Look through the records below, and copy out every line that holds the string "email".

## SOURCE DATA
============

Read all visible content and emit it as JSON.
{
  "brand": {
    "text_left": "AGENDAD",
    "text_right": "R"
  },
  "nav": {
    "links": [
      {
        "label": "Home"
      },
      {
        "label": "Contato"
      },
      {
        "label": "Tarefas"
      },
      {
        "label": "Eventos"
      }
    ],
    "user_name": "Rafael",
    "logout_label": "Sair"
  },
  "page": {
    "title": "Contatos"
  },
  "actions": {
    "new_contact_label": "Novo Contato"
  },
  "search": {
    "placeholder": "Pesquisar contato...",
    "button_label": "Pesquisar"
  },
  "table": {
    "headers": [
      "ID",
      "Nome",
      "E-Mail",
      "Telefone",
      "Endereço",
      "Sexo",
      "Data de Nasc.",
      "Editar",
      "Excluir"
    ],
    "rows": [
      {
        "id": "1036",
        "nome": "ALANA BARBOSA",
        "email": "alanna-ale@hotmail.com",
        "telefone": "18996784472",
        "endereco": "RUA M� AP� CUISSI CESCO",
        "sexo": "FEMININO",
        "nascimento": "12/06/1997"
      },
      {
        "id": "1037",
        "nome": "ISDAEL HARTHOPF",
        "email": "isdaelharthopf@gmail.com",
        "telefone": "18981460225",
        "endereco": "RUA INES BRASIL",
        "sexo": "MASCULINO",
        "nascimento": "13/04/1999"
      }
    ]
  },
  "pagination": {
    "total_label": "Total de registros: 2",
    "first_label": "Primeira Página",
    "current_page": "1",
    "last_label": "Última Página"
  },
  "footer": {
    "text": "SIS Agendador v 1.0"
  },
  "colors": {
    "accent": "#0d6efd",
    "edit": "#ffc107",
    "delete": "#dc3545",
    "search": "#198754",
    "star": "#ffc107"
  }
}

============

## OUTPUT FOR THIS TASK
        "email": "alanna-ale@hotmail.com",
        "email": "isdaelharthopf@gmail.com",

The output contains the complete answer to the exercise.